WHAT IS REQUIRED =
Set down every record below exactly as it appears, but without the pictures.
- - -
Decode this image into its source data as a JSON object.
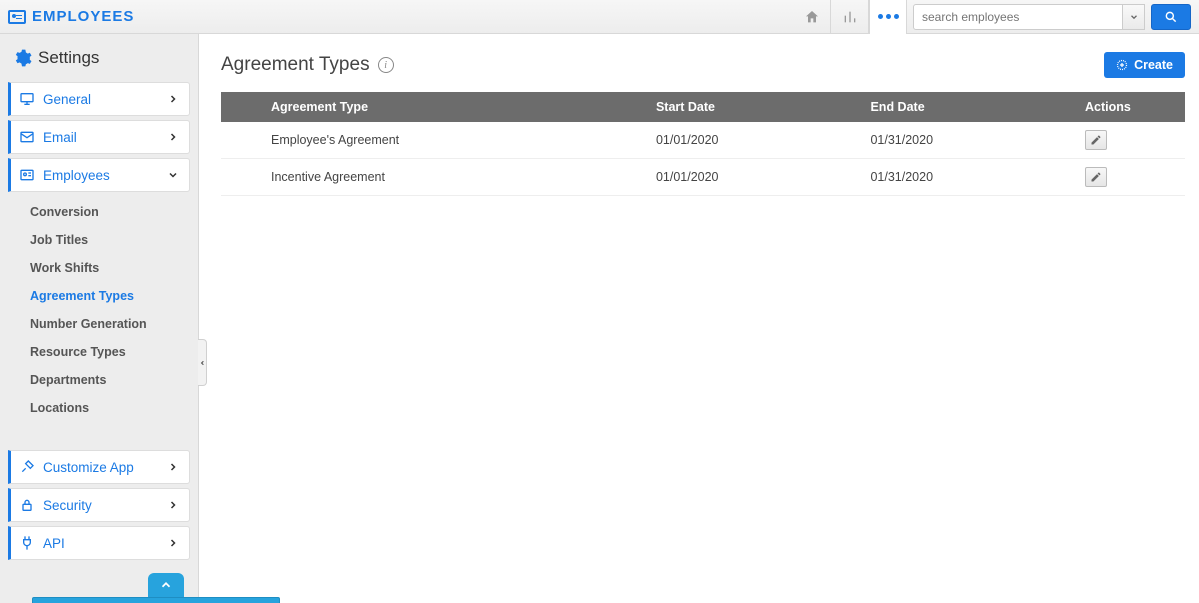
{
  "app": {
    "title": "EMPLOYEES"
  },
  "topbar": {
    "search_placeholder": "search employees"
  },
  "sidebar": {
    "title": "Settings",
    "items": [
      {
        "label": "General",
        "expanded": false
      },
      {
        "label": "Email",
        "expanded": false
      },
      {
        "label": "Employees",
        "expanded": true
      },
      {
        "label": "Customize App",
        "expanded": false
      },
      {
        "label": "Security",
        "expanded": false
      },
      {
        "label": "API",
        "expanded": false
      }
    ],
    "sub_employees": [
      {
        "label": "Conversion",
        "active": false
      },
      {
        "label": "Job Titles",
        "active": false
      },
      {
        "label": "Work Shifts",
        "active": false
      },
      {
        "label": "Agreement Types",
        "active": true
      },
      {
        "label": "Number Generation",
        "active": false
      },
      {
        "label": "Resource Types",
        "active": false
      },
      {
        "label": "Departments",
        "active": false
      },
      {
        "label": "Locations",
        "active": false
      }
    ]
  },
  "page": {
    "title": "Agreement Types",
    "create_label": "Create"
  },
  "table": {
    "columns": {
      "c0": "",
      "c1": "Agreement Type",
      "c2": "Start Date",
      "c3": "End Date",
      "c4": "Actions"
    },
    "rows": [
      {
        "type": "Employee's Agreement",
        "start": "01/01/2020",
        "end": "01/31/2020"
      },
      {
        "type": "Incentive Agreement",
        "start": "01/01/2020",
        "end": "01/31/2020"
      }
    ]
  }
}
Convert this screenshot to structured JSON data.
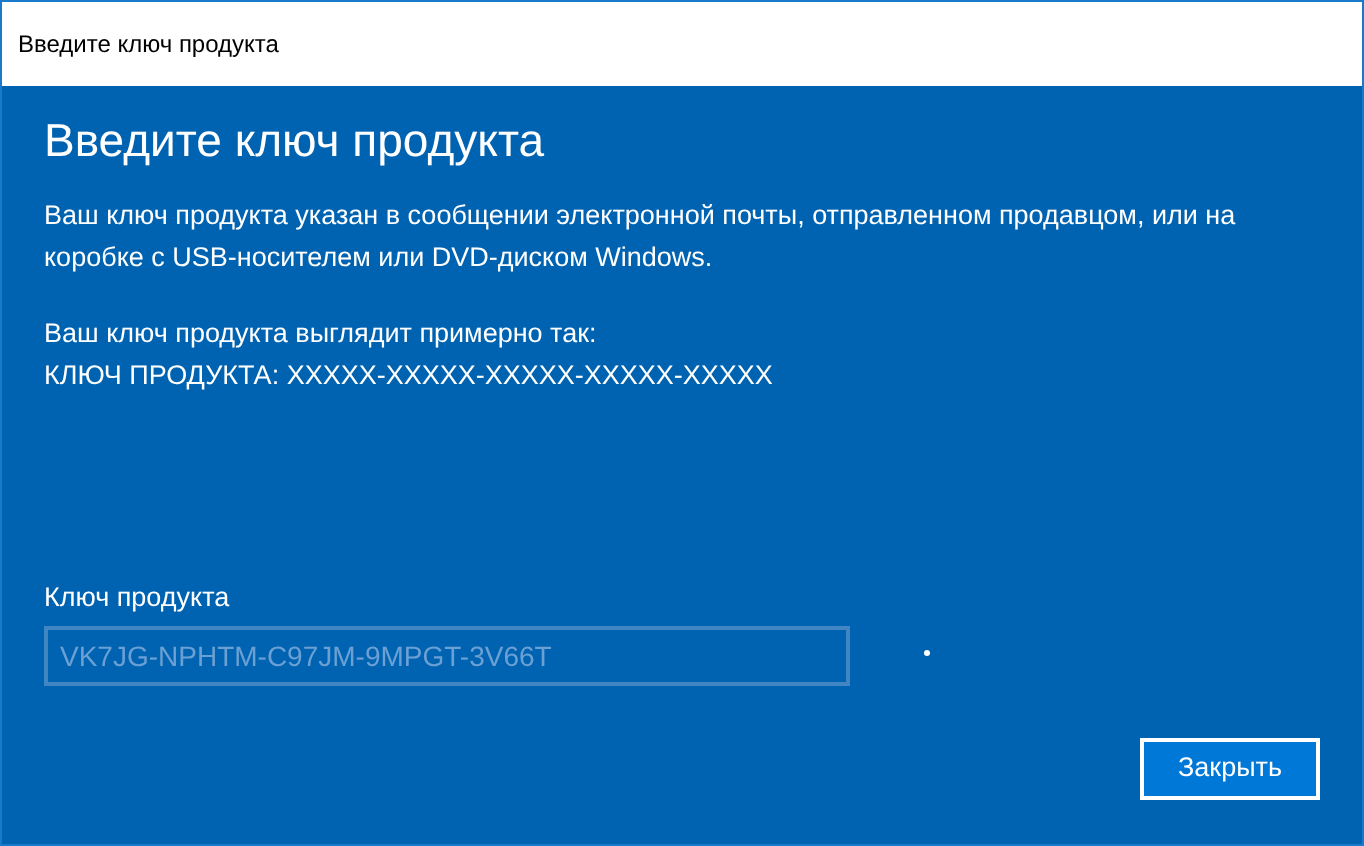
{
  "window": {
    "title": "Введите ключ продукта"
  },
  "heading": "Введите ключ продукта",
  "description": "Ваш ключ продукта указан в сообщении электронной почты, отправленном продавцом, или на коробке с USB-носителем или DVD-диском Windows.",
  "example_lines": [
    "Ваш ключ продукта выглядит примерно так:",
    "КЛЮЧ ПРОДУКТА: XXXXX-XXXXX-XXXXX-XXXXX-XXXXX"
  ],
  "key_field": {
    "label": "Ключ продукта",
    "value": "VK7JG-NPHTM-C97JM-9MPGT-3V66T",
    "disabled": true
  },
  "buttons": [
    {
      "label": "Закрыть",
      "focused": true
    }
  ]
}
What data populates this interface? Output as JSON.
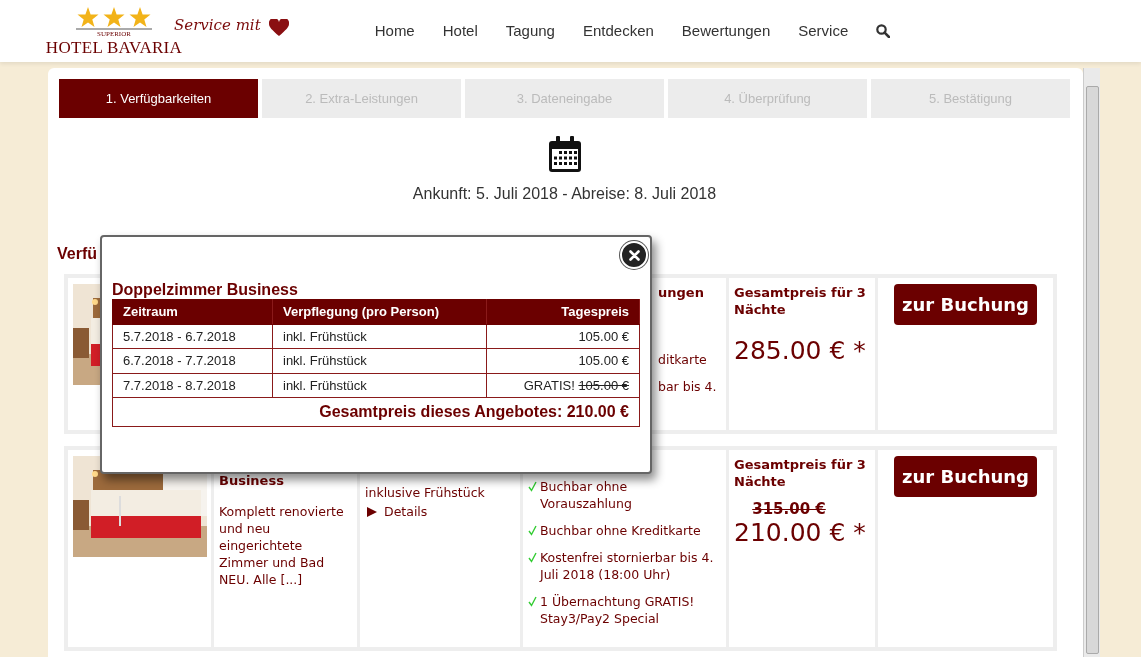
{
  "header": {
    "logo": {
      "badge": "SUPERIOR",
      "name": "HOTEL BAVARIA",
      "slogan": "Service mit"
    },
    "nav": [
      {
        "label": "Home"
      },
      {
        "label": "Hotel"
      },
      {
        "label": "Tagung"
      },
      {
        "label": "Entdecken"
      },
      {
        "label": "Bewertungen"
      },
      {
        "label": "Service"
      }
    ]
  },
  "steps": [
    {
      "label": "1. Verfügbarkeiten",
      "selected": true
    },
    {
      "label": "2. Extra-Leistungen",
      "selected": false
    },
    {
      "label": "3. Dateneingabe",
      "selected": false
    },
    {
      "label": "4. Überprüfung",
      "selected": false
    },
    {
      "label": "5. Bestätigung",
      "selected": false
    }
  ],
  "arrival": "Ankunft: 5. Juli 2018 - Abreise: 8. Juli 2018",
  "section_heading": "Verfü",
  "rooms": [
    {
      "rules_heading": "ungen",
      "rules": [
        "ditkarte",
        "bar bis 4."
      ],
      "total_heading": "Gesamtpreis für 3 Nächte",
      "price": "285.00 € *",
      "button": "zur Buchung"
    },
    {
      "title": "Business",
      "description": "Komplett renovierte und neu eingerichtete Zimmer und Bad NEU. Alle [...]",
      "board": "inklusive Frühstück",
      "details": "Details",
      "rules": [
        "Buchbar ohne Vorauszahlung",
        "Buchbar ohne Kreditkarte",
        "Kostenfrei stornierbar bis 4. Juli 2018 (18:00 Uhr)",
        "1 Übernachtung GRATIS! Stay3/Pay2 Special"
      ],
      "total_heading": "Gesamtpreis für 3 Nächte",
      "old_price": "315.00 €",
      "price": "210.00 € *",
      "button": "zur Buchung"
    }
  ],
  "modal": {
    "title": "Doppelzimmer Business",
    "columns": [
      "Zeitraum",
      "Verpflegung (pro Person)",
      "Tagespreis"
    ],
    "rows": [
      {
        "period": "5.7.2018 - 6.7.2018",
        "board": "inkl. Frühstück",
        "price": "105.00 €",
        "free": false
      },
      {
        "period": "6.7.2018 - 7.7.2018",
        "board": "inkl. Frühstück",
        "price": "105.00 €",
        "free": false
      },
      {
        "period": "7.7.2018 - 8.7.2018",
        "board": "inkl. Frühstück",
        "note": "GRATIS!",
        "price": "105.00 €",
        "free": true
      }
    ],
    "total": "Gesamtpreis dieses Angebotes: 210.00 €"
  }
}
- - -
EXERCISE OUTPUT =
Decode this image into its source data as a JSON object.
{
  "app": {
    "title": "EMPLOYEES"
  },
  "topbar": {
    "search_placeholder": "search employees"
  },
  "sidebar": {
    "title": "Settings",
    "items": [
      {
        "label": "General",
        "expanded": false
      },
      {
        "label": "Email",
        "expanded": false
      },
      {
        "label": "Employees",
        "expanded": true
      },
      {
        "label": "Customize App",
        "expanded": false
      },
      {
        "label": "Security",
        "expanded": false
      },
      {
        "label": "API",
        "expanded": false
      }
    ],
    "sub_employees": [
      {
        "label": "Conversion",
        "active": false
      },
      {
        "label": "Job Titles",
        "active": false
      },
      {
        "label": "Work Shifts",
        "active": false
      },
      {
        "label": "Agreement Types",
        "active": true
      },
      {
        "label": "Number Generation",
        "active": false
      },
      {
        "label": "Resource Types",
        "active": false
      },
      {
        "label": "Departments",
        "active": false
      },
      {
        "label": "Locations",
        "active": false
      }
    ]
  },
  "page": {
    "title": "Agreement Types",
    "create_label": "Create"
  },
  "table": {
    "columns": {
      "c0": "",
      "c1": "Agreement Type",
      "c2": "Start Date",
      "c3": "End Date",
      "c4": "Actions"
    },
    "rows": [
      {
        "type": "Employee's Agreement",
        "start": "01/01/2020",
        "end": "01/31/2020"
      },
      {
        "type": "Incentive Agreement",
        "start": "01/01/2020",
        "end": "01/31/2020"
      }
    ]
  }
}
Convert this screenshot to structured JSON data.
{
  "window": {
    "title": "Введите ключ продукта"
  },
  "heading": "Введите ключ продукта",
  "description": "Ваш ключ продукта указан в сообщении электронной почты, отправленном продавцом, или на коробке с USB-носителем или DVD-диском Windows.",
  "example_lines": [
    "Ваш ключ продукта выглядит примерно так:",
    "КЛЮЧ ПРОДУКТА: XXXXX-XXXXX-XXXXX-XXXXX-XXXXX"
  ],
  "key_field": {
    "label": "Ключ продукта",
    "value": "VK7JG-NPHTM-C97JM-9MPGT-3V66T",
    "disabled": true
  },
  "buttons": [
    {
      "label": "Закрыть",
      "focused": true
    }
  ]
}
What data populates this interface? Output as JSON.
{
  "header": {
    "logo": {
      "badge": "SUPERIOR",
      "name": "HOTEL BAVARIA",
      "slogan": "Service mit"
    },
    "nav": [
      {
        "label": "Home"
      },
      {
        "label": "Hotel"
      },
      {
        "label": "Tagung"
      },
      {
        "label": "Entdecken"
      },
      {
        "label": "Bewertungen"
      },
      {
        "label": "Service"
      }
    ]
  },
  "steps": [
    {
      "label": "1. Verfügbarkeiten",
      "selected": true
    },
    {
      "label": "2. Extra-Leistungen",
      "selected": false
    },
    {
      "label": "3. Dateneingabe",
      "selected": false
    },
    {
      "label": "4. Überprüfung",
      "selected": false
    },
    {
      "label": "5. Bestätigung",
      "selected": false
    }
  ],
  "arrival": "Ankunft: 5. Juli 2018 - Abreise: 8. Juli 2018",
  "section_heading": "Verfü",
  "rooms": [
    {
      "rules_heading": "ungen",
      "rules": [
        "ditkarte",
        "bar bis 4."
      ],
      "total_heading": "Gesamtpreis für 3 Nächte",
      "price": "285.00 € *",
      "button": "zur Buchung"
    },
    {
      "title": "Business",
      "description": "Komplett renovierte und neu eingerichtete Zimmer und Bad NEU. Alle [...]",
      "board": "inklusive Frühstück",
      "details": "Details",
      "rules": [
        "Buchbar ohne Vorauszahlung",
        "Buchbar ohne Kreditkarte",
        "Kostenfrei stornierbar bis 4. Juli 2018 (18:00 Uhr)",
        "1 Übernachtung GRATIS! Stay3/Pay2 Special"
      ],
      "total_heading": "Gesamtpreis für 3 Nächte",
      "old_price": "315.00 €",
      "price": "210.00 € *",
      "button": "zur Buchung"
    }
  ],
  "modal": {
    "title": "Doppelzimmer Business",
    "columns": [
      "Zeitraum",
      "Verpflegung (pro Person)",
      "Tagespreis"
    ],
    "rows": [
      {
        "period": "5.7.2018 - 6.7.2018",
        "board": "inkl. Frühstück",
        "price": "105.00 €",
        "free": false
      },
      {
        "period": "6.7.2018 - 7.7.2018",
        "board": "inkl. Frühstück",
        "price": "105.00 €",
        "free": false
      },
      {
        "period": "7.7.2018 - 8.7.2018",
        "board": "inkl. Frühstück",
        "note": "GRATIS!",
        "price": "105.00 €",
        "free": true
      }
    ],
    "total": "Gesamtpreis dieses Angebotes: 210.00 €"
  }
}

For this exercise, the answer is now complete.